The 2023 Marine Regions Forum follows in the wake of the 2019 conference, which was held in Berlin and had a global focus. This time, it applies a regional lens to the Western Indian Ocean and will be hosted by the United Republic of Tanzania with the Republic of Seychelles and in close partnership with the Nairobi Convention Secretariat and other key stakeholders. For three days, from November 7th to 9th, the Forum will bring together actors and stakeholders from across the Western Indian Ocean (WIO) and beyond.
But why focus on marine regions, and particularly now on this region? Given the vastness of the ocean, further progress will require unique solutions tailored to the challenges and opportunities of a marine region, in this case the WIO region. Spanning the waters off East Africa, the WIO is a biodiversity hotspot, home to diverse marine life, coral reefs, mangroves and other vital ecosystems. Its coastal communities rely on the ocean for their livelihoods and sustenance. As with all, it is also a region facing numerous challenges, from overfishing and habitat degradation to the impacts of social inequality and climate change.
However, the WIO boasts a multitude of initiatives and efforts aimed at safeguarding the marine environment and the people depending on it. The 2023 Marine Regions Forum recognizes this and aims to complement these endeavors. It provides an opportunity for informal exchanges, a platform for bringing these initiatives together, and a means to strengthen coordination among them. It also aims to facilitate exchanges between the world’s marine regions, fostering mutual learning between the WIO and other regions, while also facilitating knowledge exchange.

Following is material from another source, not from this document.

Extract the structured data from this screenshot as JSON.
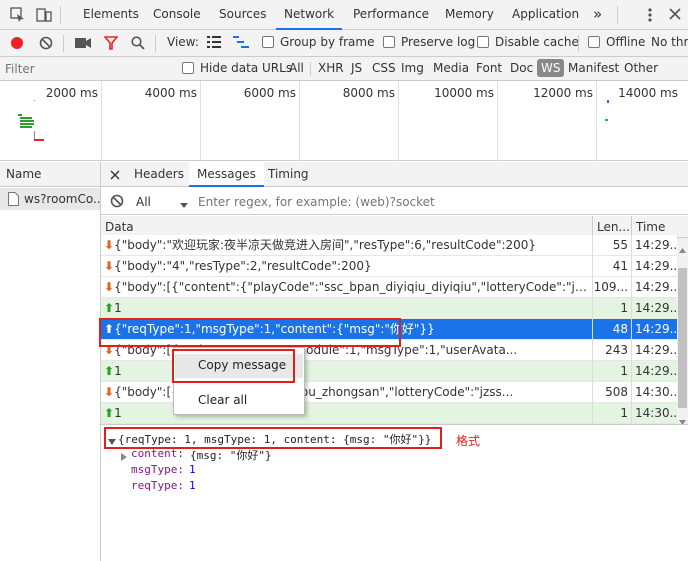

How does the Forum meet the needs of the WIO? Inclusivity is crucial for the overall societal shift towards sustainability, including in ocean governance processes, and it is central to the planning of the 2023 Marine Regions Forum. Preparatory research and deep engagement with regional stakeholders and partners were combined, ensuring that the themes and lenses guiding discussions genuinely reflect the region's needs and challenges. Collaborating closely with the Nairobi Convention Secretariat and other regional partners in the WIO, stakeholders jointly shape and lead specific sessions with clear expected outcomes in sight.
With this latest iteration of the Marine Regions Forum I hope that we are addressing the specific ocean challenges and contributing to bridging gaps in regional ocean governance. As we come together from November 7th to 9th, it's a reminder that we can shape a more sustainable future for people and planet.